Being in the field of digital diplomacy, talking about it and wanting to write about it has driven me to Google ‘digital diplomacy definition’ every once in a while. Guess what. Every time I do it, I come across the same things:

  1. An opening sentence that reads ” There is yet and official definition for digital diplomacy” (mine included)
  2. “The differences between diplomacy and digital diplomacy are…”
  3. Stories and articles by or about professionals who engage citizens in the name of the government via their own websites and social media networks.

At first I thought it to be the fact that the field is still in its infancy and that no one is ready to set something in stone when it is still crystallizing. Interestingly enough, even the ancient practice of defense/military diplomacy doesn’t yet have an official definition.

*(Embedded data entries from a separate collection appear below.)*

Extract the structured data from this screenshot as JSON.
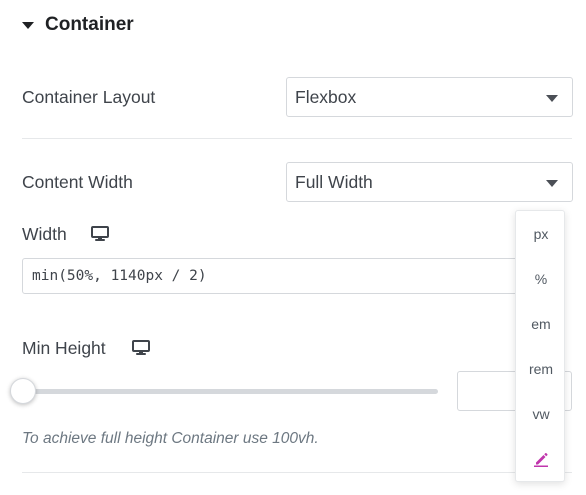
{
  "section": {
    "title": "Container"
  },
  "container_layout": {
    "label": "Container Layout",
    "value": "Flexbox"
  },
  "content_width": {
    "label": "Content Width",
    "value": "Full Width"
  },
  "width": {
    "label": "Width",
    "value": "min(50%, 1140px / 2)"
  },
  "min_height": {
    "label": "Min Height",
    "slider_value": 0,
    "value": ""
  },
  "hint": "To achieve full height Container use 100vh.",
  "units": [
    "px",
    "%",
    "em",
    "rem",
    "vw"
  ],
  "colors": {
    "accent": "#c036ac"
  },
  "icons": {
    "responsive": "monitor-icon",
    "custom_unit": "pencil-icon"
  }
}
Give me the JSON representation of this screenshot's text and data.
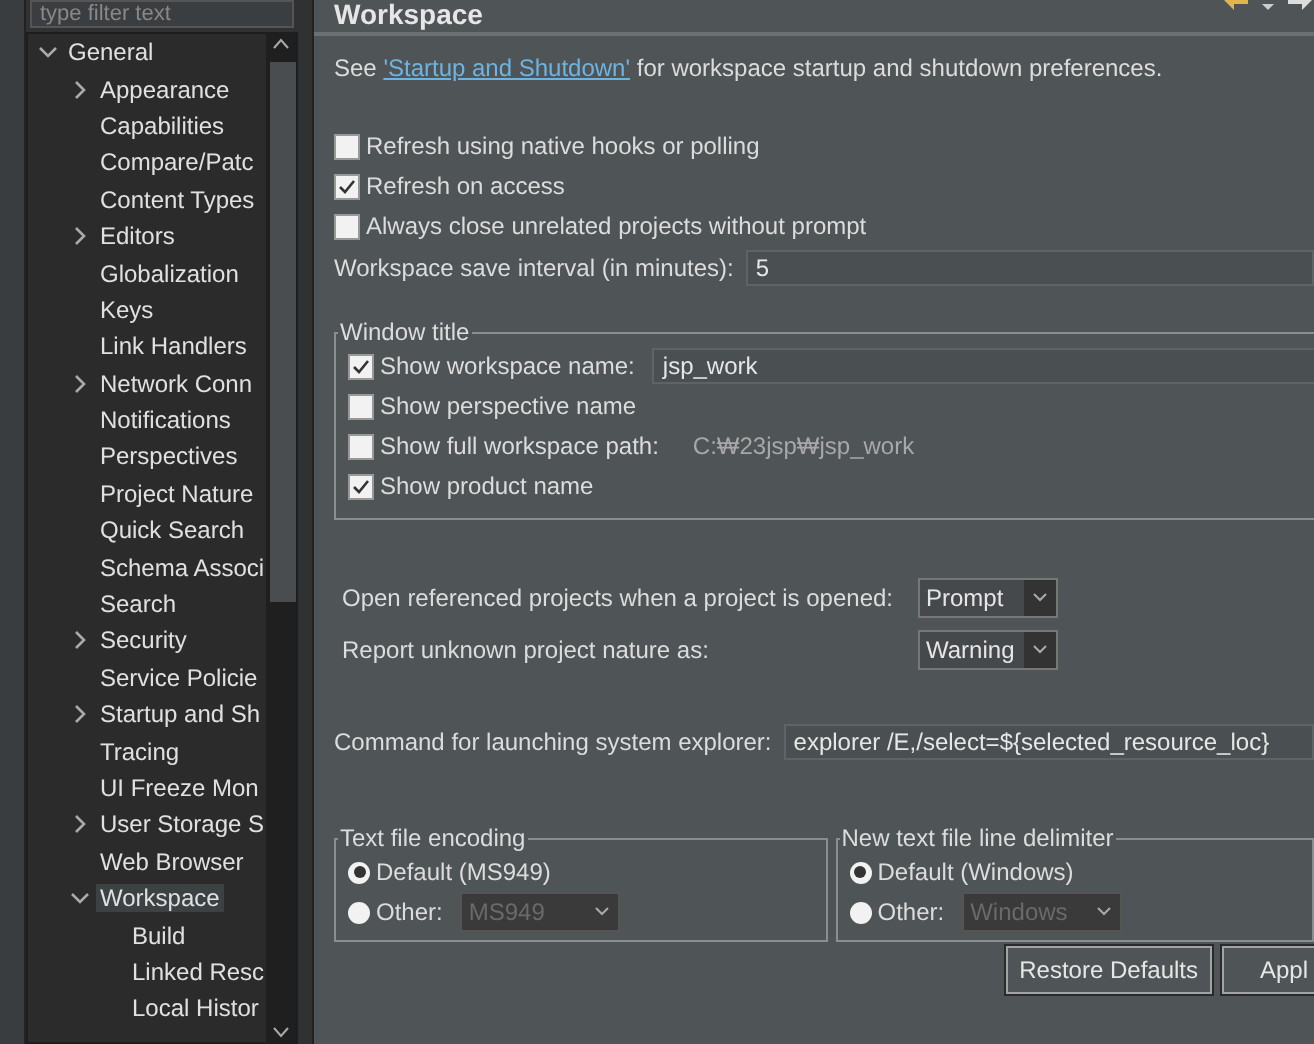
{
  "filter": {
    "placeholder": "type filter text"
  },
  "tree": [
    {
      "label": "General",
      "expanded": true,
      "selected": false,
      "children": [
        {
          "label": "Appearance",
          "expanded": false,
          "selected": false
        },
        {
          "label": "Capabilities",
          "selected": false
        },
        {
          "label": "Compare/Patc",
          "selected": false
        },
        {
          "label": "Content Types",
          "selected": false
        },
        {
          "label": "Editors",
          "expanded": false,
          "selected": false
        },
        {
          "label": "Globalization",
          "selected": false
        },
        {
          "label": "Keys",
          "selected": false
        },
        {
          "label": "Link Handlers",
          "selected": false
        },
        {
          "label": "Network Conn",
          "expanded": false,
          "selected": false
        },
        {
          "label": "Notifications",
          "selected": false
        },
        {
          "label": "Perspectives",
          "selected": false
        },
        {
          "label": "Project Nature",
          "selected": false
        },
        {
          "label": "Quick Search",
          "selected": false
        },
        {
          "label": "Schema Associ",
          "selected": false
        },
        {
          "label": "Search",
          "selected": false
        },
        {
          "label": "Security",
          "expanded": false,
          "selected": false
        },
        {
          "label": "Service Policie",
          "selected": false
        },
        {
          "label": "Startup and Sh",
          "expanded": false,
          "selected": false
        },
        {
          "label": "Tracing",
          "selected": false
        },
        {
          "label": "UI Freeze Mon",
          "selected": false
        },
        {
          "label": "User Storage S",
          "expanded": false,
          "selected": false
        },
        {
          "label": "Web Browser",
          "selected": false
        },
        {
          "label": "Workspace",
          "expanded": true,
          "selected": true,
          "children": [
            {
              "label": "Build",
              "selected": false
            },
            {
              "label": "Linked Resc",
              "selected": false
            },
            {
              "label": "Local Histor",
              "selected": false
            }
          ]
        }
      ]
    }
  ],
  "page": {
    "title": "Workspace",
    "intro_before": "See ",
    "intro_link": "'Startup and Shutdown'",
    "intro_after": " for workspace startup and shutdown preferences.",
    "checkboxes": [
      {
        "label": "Refresh using native hooks or polling",
        "checked": false
      },
      {
        "label": "Refresh on access",
        "checked": true
      },
      {
        "label": "Always close unrelated projects without prompt",
        "checked": false
      }
    ],
    "save_interval": {
      "label": "Workspace save interval (in minutes):",
      "value": "5"
    },
    "window_title": {
      "title": "Window title",
      "options": [
        {
          "kind": "field",
          "label": "Show workspace name:",
          "checked": true,
          "value": "jsp_work"
        },
        {
          "kind": "plain",
          "label": "Show perspective name",
          "checked": false
        },
        {
          "kind": "path",
          "label": "Show full workspace path:",
          "checked": false,
          "value": "C:₩23jsp₩jsp_work"
        },
        {
          "kind": "plain",
          "label": "Show product name",
          "checked": true
        }
      ]
    },
    "combos": [
      {
        "label": "Open referenced projects when a project is opened:",
        "value": "Prompt"
      },
      {
        "label": "Report unknown project nature as:",
        "value": "Warning"
      }
    ],
    "explorer": {
      "label": "Command for launching system explorer:",
      "value": "explorer /E,/select=${selected_resource_loc}"
    },
    "groups": [
      {
        "title": "Text file encoding",
        "options": [
          {
            "label": "Default (MS949)",
            "selected": true
          },
          {
            "label": "Other:",
            "selected": false
          }
        ],
        "other_value": "MS949",
        "disabled": true
      },
      {
        "title": "New text file line delimiter",
        "options": [
          {
            "label": "Default (Windows)",
            "selected": true
          },
          {
            "label": "Other:",
            "selected": false
          }
        ],
        "other_value": "Windows",
        "disabled": true
      }
    ],
    "buttons": [
      "Restore Defaults",
      "Appl"
    ]
  }
}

I am in no position to try to define digital diplomacy. But I do hope that by sharing some of my thoughts I will be able to contribute to the work process of whoever steps up to the challenge and is accepted by most.

Let’s take a look at a few simplistic definitions of diplomacy and see if and how digital diplomacy applies to them.

Diplomacy:

  • The art and practice of conducting negotiations between nations.
  • A process of conducting activities with tact in order to bring about good relationships.

Public Diplomacy:

Any of the ways in which a country or organization communicates with citizens in other societies as opposed to diplomacy carried out between 2 or more national governments.

Defense and Military Diplomacy:

Peaceful application of military and defense resources to contribute to the development and maintenance of a country’s foreign relations via attachés who help facilitate agreements, treaties, visits joint drills and other forms of peaceful military engagement.

Given those definitions, is it safe to say that digital diplomacy is a form of public diplomacy in which a government engages citizens in other societies? Yes.

Can we also say that it is a means to facilitate activities (‘with tact’) in order to bring about good relations between countries? Yes.

Can it also be said that peaceful application of military resources to the development and maintenance of a country’s foreign relations can also include secure online portals, messaging, instant messaging, forums and information shares? Yes.

Can we also include a government’s engagement with its own citizens, as well as UN and consular corps diplomats’ online engagements into this whole one-to-many conversation? Yes.

I don’t want to get too wordy, but I did promise to dig deep… So I will be taking these definitions apart separately in future blog posts. Hopefully giving more answers than posing questions.